You’d be forgiven for thinking we’ve hit rock bottom only to break out the shovels. After 9/11, the world lost its mind. Rights curtailed, industries overhauled, countries invaded. Now, Covid-19 causes one 9/11 a day in deaths, in the US alone, yet here we are.
On top of that, there is societal division, mounting US-China tensions, increasing violent conflicts around the world… the list goes on. In short: One could hardly imagine a more striking endorsement of cynicism than the year 2020.

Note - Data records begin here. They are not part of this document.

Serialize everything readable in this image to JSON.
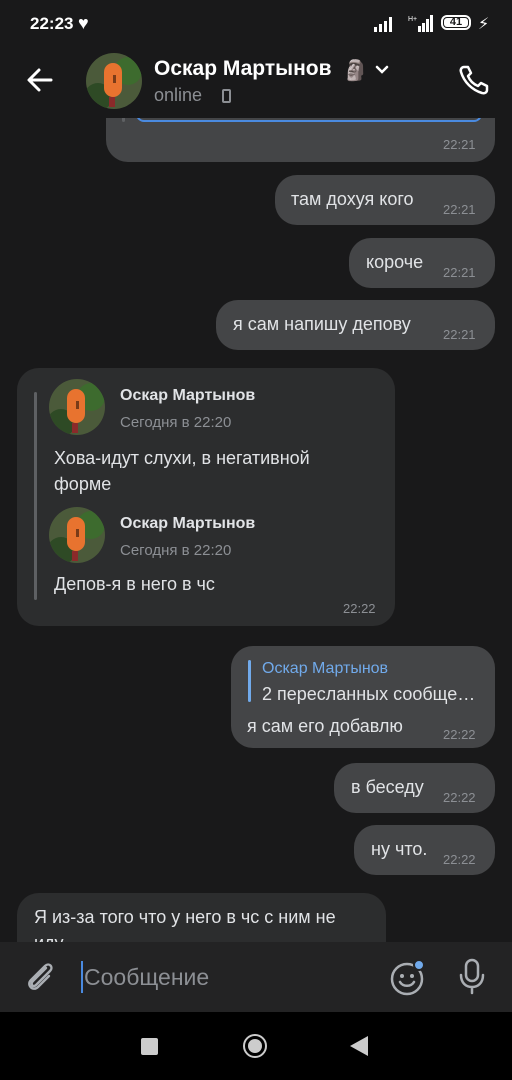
{
  "status_bar": {
    "time": "22:23",
    "battery": "41"
  },
  "header": {
    "contact_name": "Оскар Мартынов",
    "status": "online"
  },
  "messages": [
    {
      "text": "",
      "time": "22:21"
    },
    {
      "text": "там дохуя кого",
      "time": "22:21"
    },
    {
      "text": "короче",
      "time": "22:21"
    },
    {
      "text": "я сам напишу депову",
      "time": "22:21"
    },
    {
      "time": "22:22",
      "forwarded": [
        {
          "name": "Оскар Мартынов",
          "date": "Сегодня в 22:20",
          "text_lines": [
            "Хова-идут слухи, в негативной",
            "форме"
          ]
        },
        {
          "name": "Оскар Мартынов",
          "date": "Сегодня в 22:20",
          "text_lines": [
            "Депов-я в него в чс"
          ]
        }
      ]
    },
    {
      "reply": {
        "name": "Оскар Мартынов",
        "preview": "2 пересланных сообще…"
      },
      "text": "я сам его добавлю",
      "time": "22:22"
    },
    {
      "text": "в беседу",
      "time": "22:22"
    },
    {
      "text": "ну что.",
      "time": "22:22"
    },
    {
      "text_lines": [
        "Я из-за того что у него в чс с ним не",
        "иду"
      ]
    }
  ],
  "composer": {
    "placeholder": "Сообщение"
  },
  "colors": {
    "accent": "#71aaeb",
    "out_bubble": "#444547",
    "in_bubble": "#2c2d2e"
  },
  "icons": [
    "back-arrow-icon",
    "chevron-down-icon",
    "phone-call-icon",
    "paperclip-icon",
    "emoji-icon",
    "microphone-icon"
  ]
}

The frustrating part is, though, that it doesn’t have to be this way. Because on paper, humankind is doing splendidly. To name but a few things at random: Global extreme poverty has been on the decline for decades. Our technological advancements are staggering, our economic growth mind-blowing – even in this year of the pandemic, which has also seen the incredible feat of pumping out not just one but several potential vaccines for a novel virus in an insanely short time.
Yes, there are tons of caveats to these things. While global poverty has declined, it has increased in Sub-Saharan Africa and may increase again because of the pandemic. Technological advances tend to not only empower but also control. And economic growth has turned rather lop-sided (K-shaped recovery, anyone?). How things will work out with the vaccine, particularly its distribution, remains to be seen.
But what is striking about these caveats is that all of them are 100% in our control. Poverty has long been not a problem of resource scarcity, but one of resource distribution. The same is true for economic recovery. How we use technology also depends on none but ourselves. This shows that how things continue from here on out is entirely and exclusively in our own hands. There are no external factors that constrain us in any meaningful way. The only thing holding us back – or propelling us forward – will be ourselves.